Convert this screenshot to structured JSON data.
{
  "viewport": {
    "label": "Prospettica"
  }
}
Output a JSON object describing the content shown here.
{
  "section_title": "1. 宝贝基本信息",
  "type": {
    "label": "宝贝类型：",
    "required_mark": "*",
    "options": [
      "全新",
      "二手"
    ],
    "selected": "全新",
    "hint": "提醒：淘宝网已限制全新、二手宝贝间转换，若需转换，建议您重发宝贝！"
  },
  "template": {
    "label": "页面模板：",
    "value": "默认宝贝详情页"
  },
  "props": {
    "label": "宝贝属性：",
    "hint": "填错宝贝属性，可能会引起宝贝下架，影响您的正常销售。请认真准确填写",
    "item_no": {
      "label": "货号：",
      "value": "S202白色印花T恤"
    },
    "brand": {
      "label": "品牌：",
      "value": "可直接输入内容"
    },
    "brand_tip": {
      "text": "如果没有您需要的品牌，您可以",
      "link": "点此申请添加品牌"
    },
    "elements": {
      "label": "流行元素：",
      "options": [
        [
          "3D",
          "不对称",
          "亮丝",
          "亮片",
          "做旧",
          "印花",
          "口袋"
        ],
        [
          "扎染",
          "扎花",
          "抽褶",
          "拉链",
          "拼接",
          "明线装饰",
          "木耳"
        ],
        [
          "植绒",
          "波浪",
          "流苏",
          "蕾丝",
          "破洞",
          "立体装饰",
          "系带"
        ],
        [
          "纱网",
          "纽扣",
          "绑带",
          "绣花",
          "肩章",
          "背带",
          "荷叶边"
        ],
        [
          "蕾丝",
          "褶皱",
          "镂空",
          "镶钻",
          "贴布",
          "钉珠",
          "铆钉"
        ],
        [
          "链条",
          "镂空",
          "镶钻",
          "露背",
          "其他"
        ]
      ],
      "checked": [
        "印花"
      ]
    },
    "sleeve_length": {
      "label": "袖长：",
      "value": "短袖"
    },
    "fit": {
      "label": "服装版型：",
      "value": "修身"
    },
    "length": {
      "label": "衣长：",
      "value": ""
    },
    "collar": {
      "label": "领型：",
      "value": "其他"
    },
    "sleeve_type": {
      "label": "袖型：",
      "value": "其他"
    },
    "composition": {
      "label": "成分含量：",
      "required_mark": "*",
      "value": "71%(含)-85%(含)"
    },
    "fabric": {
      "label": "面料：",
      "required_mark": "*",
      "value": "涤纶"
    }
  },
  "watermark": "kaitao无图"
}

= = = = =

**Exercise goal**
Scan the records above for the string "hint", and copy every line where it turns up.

**Response for this exercise**
    "hint": "提醒：淘宝网已限制全新、二手宝贝间转换，若需转换，建议您重发宝贝！"
    "hint": "填错宝贝属性，可能会引起宝贝下架，影响您的正常销售。请认真准确填写",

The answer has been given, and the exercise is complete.